- Mood swings
- Tense muscles
- Teeth grinding
Short-Term Side Effects
Even small amounts of meth will cause short-term side effects. The effects will vary from person to person and each batch of meth, but the overall impacts on the central nervous system are similar.
Short-term crystal meth side effects include:
- Rapid breathing
- Decreased appetite
- Increased blood pressure
- Irregular or rapid heart rate
- Twitching or fidgeting
- Flushing or redness in the neck and face
- Heightened and exaggerated mental health issues
- Violent behavior
- Withdrawal symptoms
Meth abuse is rarely a one-time occurrence, and with each use or binge, side effects will increase and worsen, and long-term damage becomes more likely.
Long-Term Side Effects
Meth causes many long-term side effects, some of which are permanent; however, it doesn’t take long for meth to cause these side effects.
Meth is one of the fastest-acting drugs when it comes to taking a physical and mental toll on its users. Users quickly develop tolerance and need more significant amounts of meth to feel and stay high, causing the toxic chemicals used to make meth to build up and damage the body at an alarming rate.
Long-term side effects of meth include:
- Respiratory infections
- New or worsening mental illness
- Extreme weight loss
- Weakened and damaged blood vessels
- Slow healing wounds
- Open sores and abscesses
- Liver damage
- Kidney damage
- Heart damage
- Soft tissue decay in and around the nose and mouth
- Meth mouth or severe dental decay
- Increased risk of stroke
- Heart attack
- Cognitive decline
- Loss of motor control
- Memory loss
- Increased risk of Parkinson’s disease

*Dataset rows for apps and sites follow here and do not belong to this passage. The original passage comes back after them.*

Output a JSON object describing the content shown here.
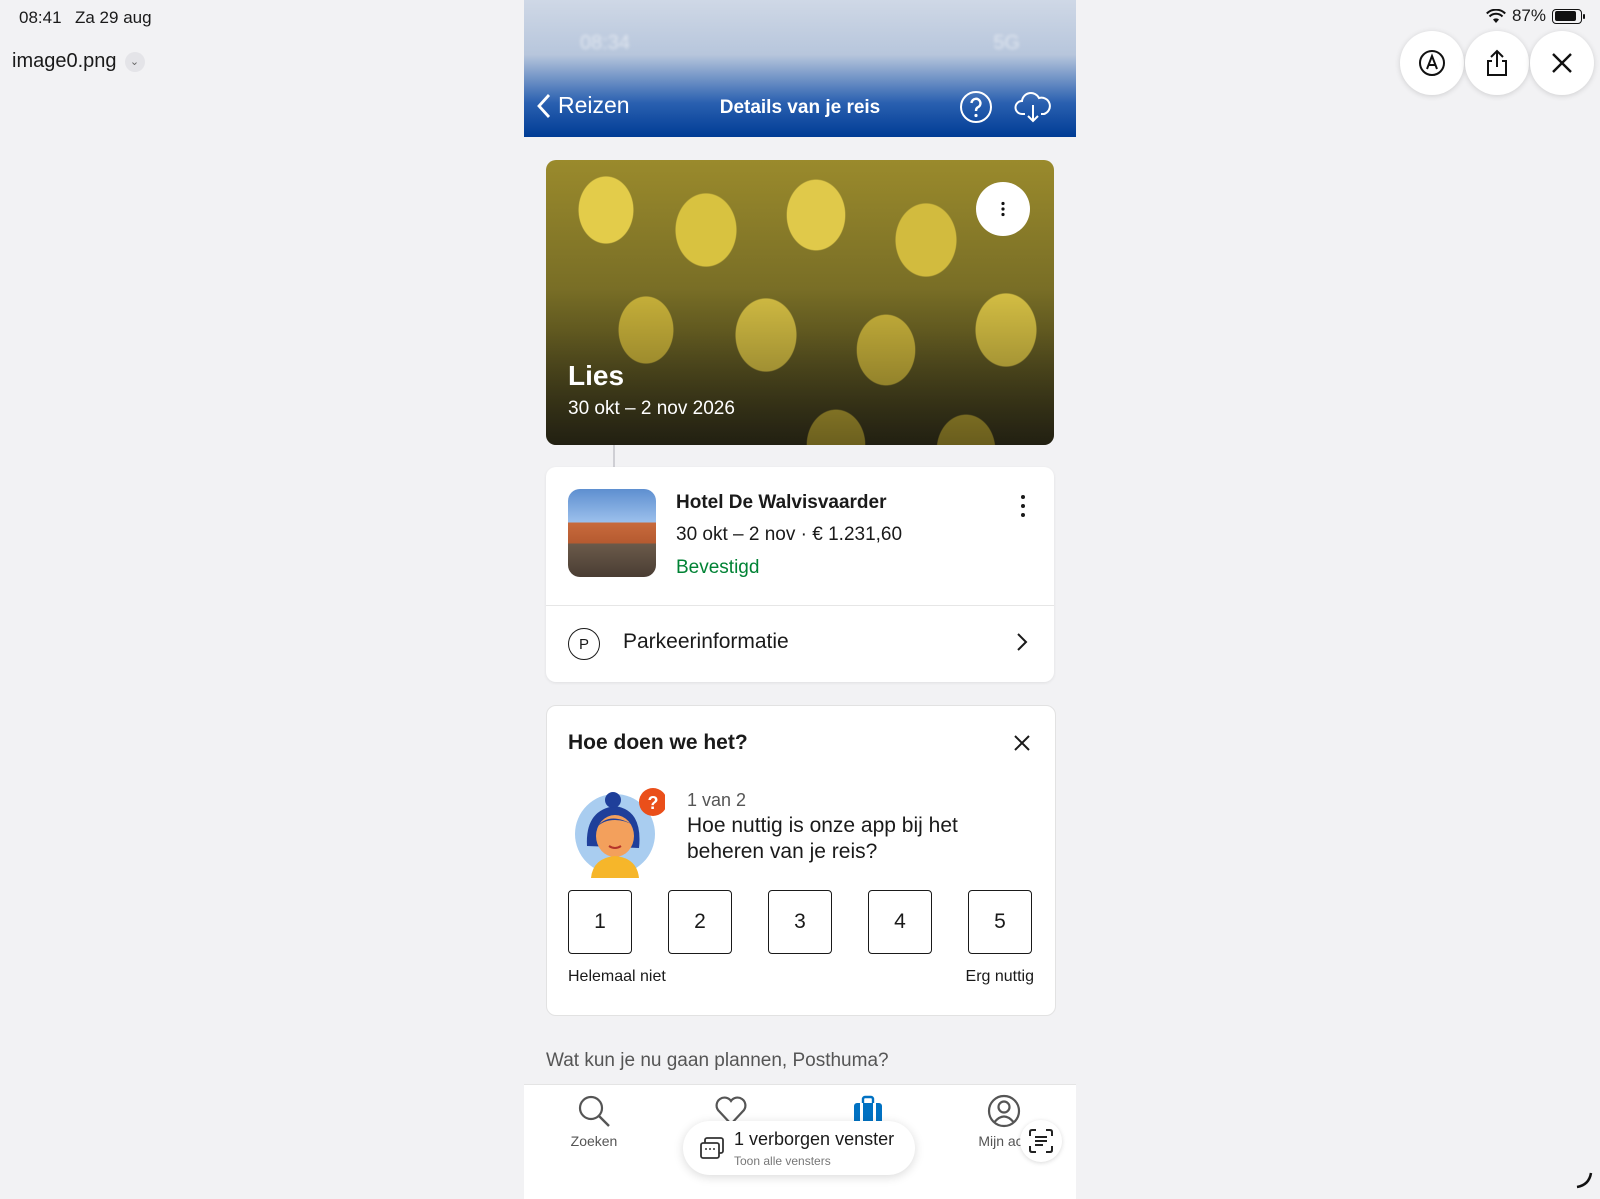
{
  "status_bar": {
    "time": "08:41",
    "date": "Za 29 aug",
    "battery": "87%"
  },
  "quicklook": {
    "filename": "image0.png"
  },
  "phone": {
    "blurred_status": {
      "time": "08:34",
      "network": "5G"
    },
    "nav": {
      "back_label": "Reizen",
      "title": "Details van je reis"
    },
    "hero": {
      "name": "Lies",
      "dates": "30 okt – 2 nov 2026"
    },
    "hotel": {
      "name": "Hotel De Walvisvaarder",
      "meta": "30 okt – 2 nov · € 1.231,60",
      "status": "Bevestigd",
      "parking_label": "Parkeerinformatie",
      "parking_icon_letter": "P"
    },
    "survey": {
      "title": "Hoe doen we het?",
      "step": "1 van 2",
      "question": "Hoe nuttig is onze app bij het beheren van je reis?",
      "options": [
        "1",
        "2",
        "3",
        "4",
        "5"
      ],
      "low_label": "Helemaal niet",
      "high_label": "Erg nuttig"
    },
    "plan_prompt": "Wat kun je nu gaan plannen, Posthuma?",
    "tabs": {
      "search": "Zoeken",
      "account": "Mijn acc"
    }
  },
  "hidden_windows": {
    "label": "1 verborgen venster",
    "sub": "Toon alle vensters"
  },
  "colors": {
    "brand_blue": "#003c95",
    "confirmed_green": "#008234"
  }
}
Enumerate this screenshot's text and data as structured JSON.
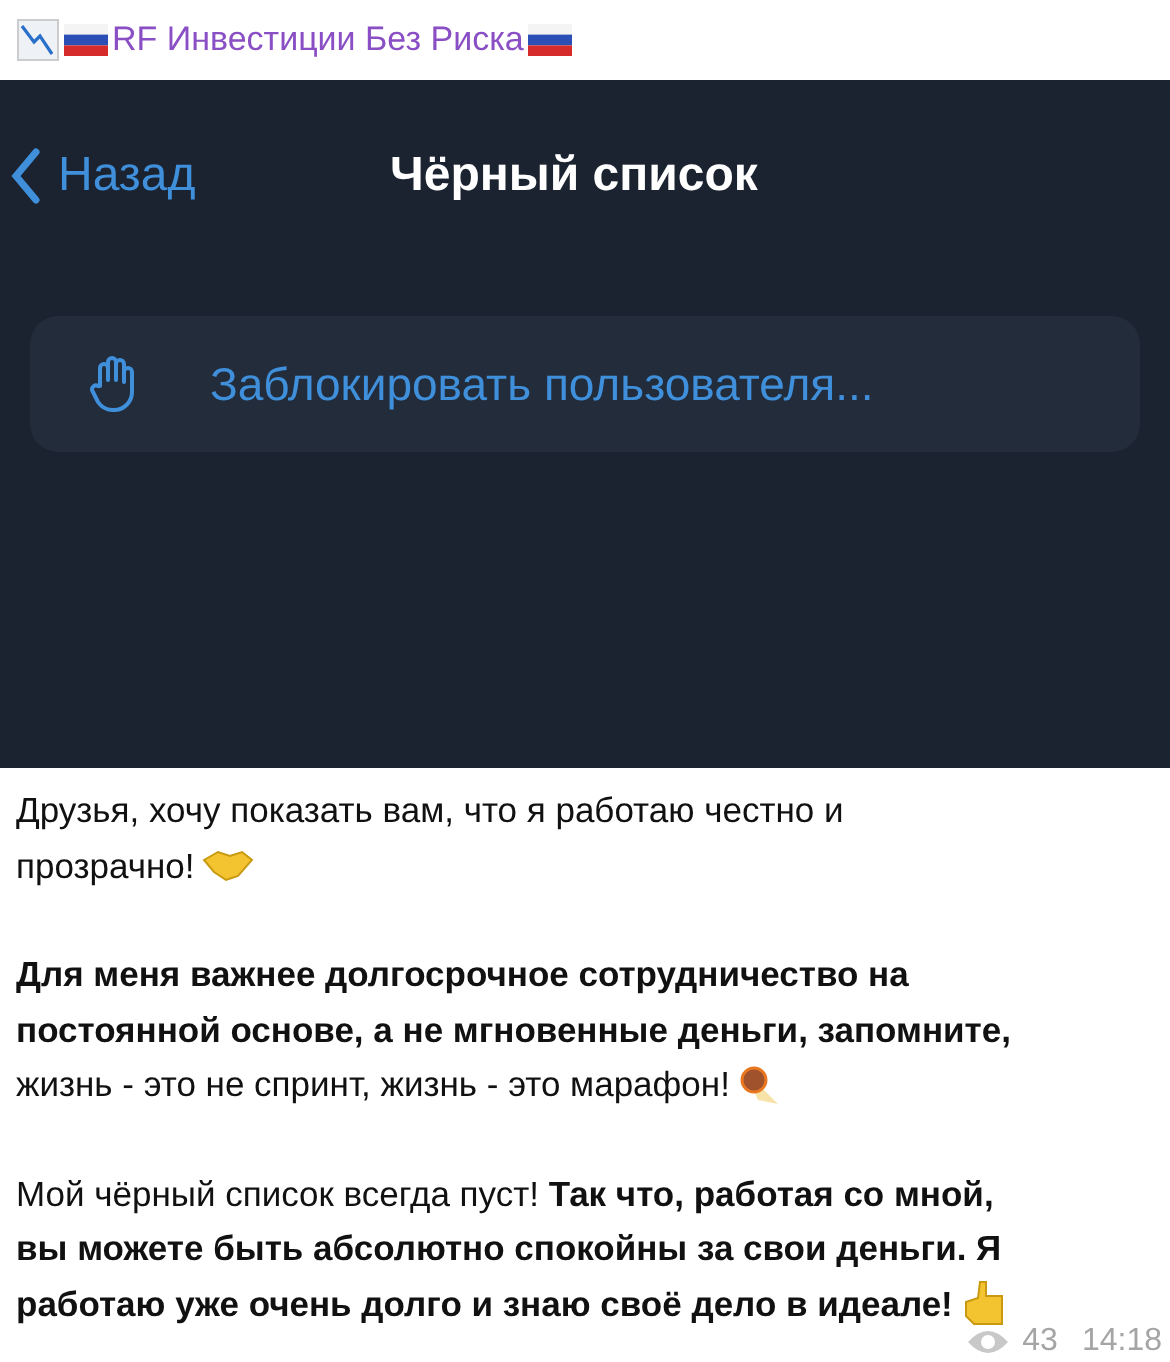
{
  "channel": {
    "title": "RF Инвестиции Без Риска"
  },
  "screenshot": {
    "back": "Назад",
    "title": "Чёрный список",
    "action": "Заблокировать пользователя..."
  },
  "paragraphs": [
    {
      "lines": [
        "Друзья, хочу показать вам, что я работаю честно и",
        "прозрачно!"
      ]
    },
    {
      "lines": [
        "**Для меня важнее долгосрочное сотрудничество на**",
        "**постоянной основе, а не мгновенные деньги, запомните,**",
        "жизнь - это не спринт, жизнь - это марафон!"
      ]
    },
    {
      "lines": [
        "Мой чёрный список всегда пуст! **Так что, работая со мной,**",
        "**вы можете быть абсолютно спокойны за свои деньги. Я**",
        "**работаю уже очень долго и знаю своё дело в идеале!**"
      ]
    }
  ],
  "footer": {
    "views": "43",
    "time": "14:18"
  }
}
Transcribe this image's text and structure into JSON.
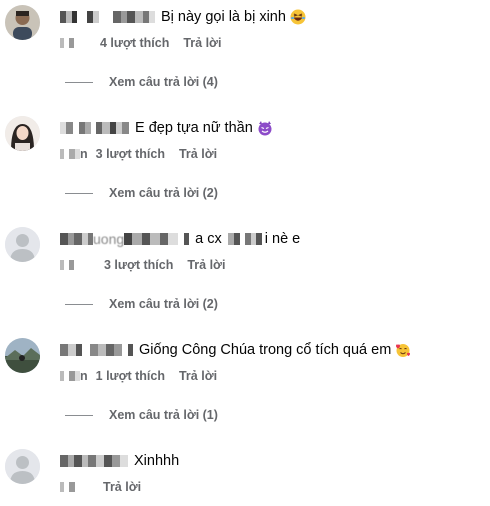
{
  "comments": [
    {
      "text": "Bị này gọi là bị xinh",
      "emoji": "laughing-face-icon",
      "likes": "4 lượt thích",
      "reply": "Trả lời",
      "view_replies": "Xem câu trả lời (4)",
      "avatar": "photo-avatar-man"
    },
    {
      "text": "E đẹp tựa nữ thần",
      "emoji": "purple-devil-face-icon",
      "time_suffix": "n",
      "likes": "3 lượt thích",
      "reply": "Trả lời",
      "view_replies": "Xem câu trả lời (2)",
      "avatar": "photo-avatar-woman"
    },
    {
      "text_prefix": "uong",
      "text": "a cx",
      "text_suffix": "i nè e",
      "likes": "3 lượt thích",
      "reply": "Trả lời",
      "view_replies": "Xem câu trả lời (2)",
      "avatar": "default-avatar"
    },
    {
      "text": "Giống Công Chúa trong cổ tích quá em",
      "emoji": "smiling-face-with-hearts-icon",
      "time_suffix": "n",
      "likes": "1 lượt thích",
      "reply": "Trả lời",
      "view_replies": "Xem câu trả lời (1)",
      "avatar": "photo-avatar-landscape"
    },
    {
      "text": "Xinhhh",
      "reply": "Trả lời",
      "avatar": "default-avatar"
    }
  ],
  "colors": {
    "secondary_text": "#65676b",
    "primary_text": "#050505",
    "pixelation": "#8f8f8f"
  }
}
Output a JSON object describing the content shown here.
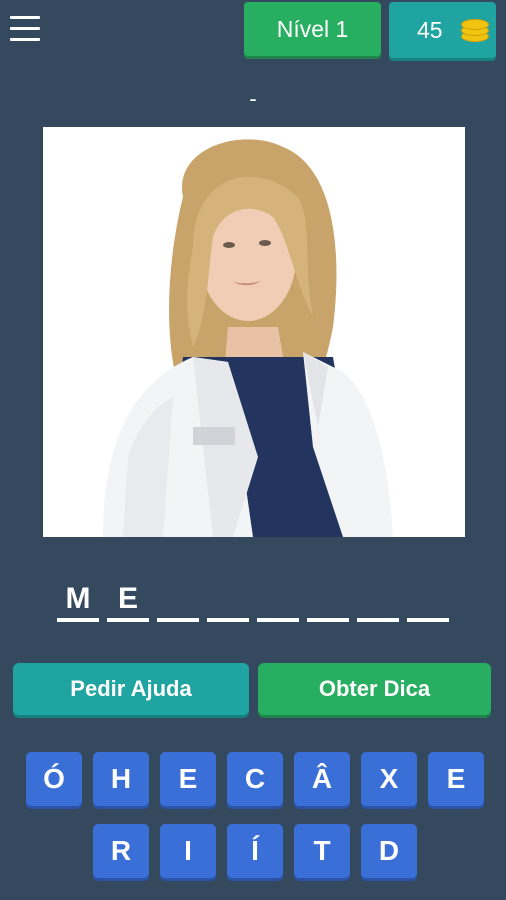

Meth users also risk contracting HIV, hepatitis, and secondary infections from sharing needles and pipes or risky sexual behavior. Because meth lowers the immune system, meth users suffer from chronic illnesses and ailments that their bodies cannot fight.
Meth Addiction Treatment
If you or a loved one are struggling with meth addiction, no matter how severe, a different way of life is possible.
We use evidence-based treatment programs to address the behavioral health aspects of addiction and recovery. Our compassionate, licensed, and experienced team works with you to develop healthy habits and coping skills that will empower you to maintain recovery for the rest of your life.
The path to recovery is a phone call away. Reach out to us now; our treatment specialists are eager to help you.
Our caring and compassionate specialists are eager to help you comfortably navigate this journey to recovery. Our individualized treatment plan, programs, and therapies may be a perfect match for you or your loved one. Let us assist you in living the happy life you deserve. It starts with a phone call.